Task brief →
Look through the data that follows and copy each line with the string "Climate".

------ The data ------

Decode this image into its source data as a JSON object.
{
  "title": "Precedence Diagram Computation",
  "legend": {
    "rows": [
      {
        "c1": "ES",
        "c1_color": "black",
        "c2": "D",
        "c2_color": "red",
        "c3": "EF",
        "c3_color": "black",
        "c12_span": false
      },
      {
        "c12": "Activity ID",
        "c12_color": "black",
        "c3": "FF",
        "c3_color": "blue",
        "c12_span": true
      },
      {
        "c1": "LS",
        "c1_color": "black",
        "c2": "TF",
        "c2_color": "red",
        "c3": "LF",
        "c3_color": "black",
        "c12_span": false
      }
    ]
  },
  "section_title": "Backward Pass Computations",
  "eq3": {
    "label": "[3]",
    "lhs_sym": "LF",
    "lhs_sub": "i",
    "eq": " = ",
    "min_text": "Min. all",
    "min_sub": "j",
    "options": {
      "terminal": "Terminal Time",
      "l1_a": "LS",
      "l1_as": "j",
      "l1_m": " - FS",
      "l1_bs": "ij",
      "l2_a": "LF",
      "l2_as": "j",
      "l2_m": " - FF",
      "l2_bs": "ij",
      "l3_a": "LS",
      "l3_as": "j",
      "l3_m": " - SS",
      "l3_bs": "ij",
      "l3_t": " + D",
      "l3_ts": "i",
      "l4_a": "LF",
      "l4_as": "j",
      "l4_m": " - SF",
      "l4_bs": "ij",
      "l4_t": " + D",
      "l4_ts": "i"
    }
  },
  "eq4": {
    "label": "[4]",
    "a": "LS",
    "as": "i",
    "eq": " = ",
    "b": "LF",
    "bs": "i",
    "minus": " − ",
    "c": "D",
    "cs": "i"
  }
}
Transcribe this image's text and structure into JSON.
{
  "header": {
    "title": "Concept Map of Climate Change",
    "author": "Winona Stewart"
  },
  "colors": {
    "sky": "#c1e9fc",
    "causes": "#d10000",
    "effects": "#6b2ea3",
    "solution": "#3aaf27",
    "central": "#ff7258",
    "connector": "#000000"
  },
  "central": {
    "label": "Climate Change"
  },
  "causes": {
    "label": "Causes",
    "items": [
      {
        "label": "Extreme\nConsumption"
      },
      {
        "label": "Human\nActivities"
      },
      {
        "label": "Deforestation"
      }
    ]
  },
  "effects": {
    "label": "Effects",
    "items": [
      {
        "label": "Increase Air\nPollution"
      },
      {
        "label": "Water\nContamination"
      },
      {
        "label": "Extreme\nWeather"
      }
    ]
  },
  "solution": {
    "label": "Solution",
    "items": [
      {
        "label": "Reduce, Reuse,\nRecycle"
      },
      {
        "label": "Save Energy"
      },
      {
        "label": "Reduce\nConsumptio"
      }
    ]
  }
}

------

Your response →
    "title": "Concept Map of Climate Change",
    "label": "Climate Change"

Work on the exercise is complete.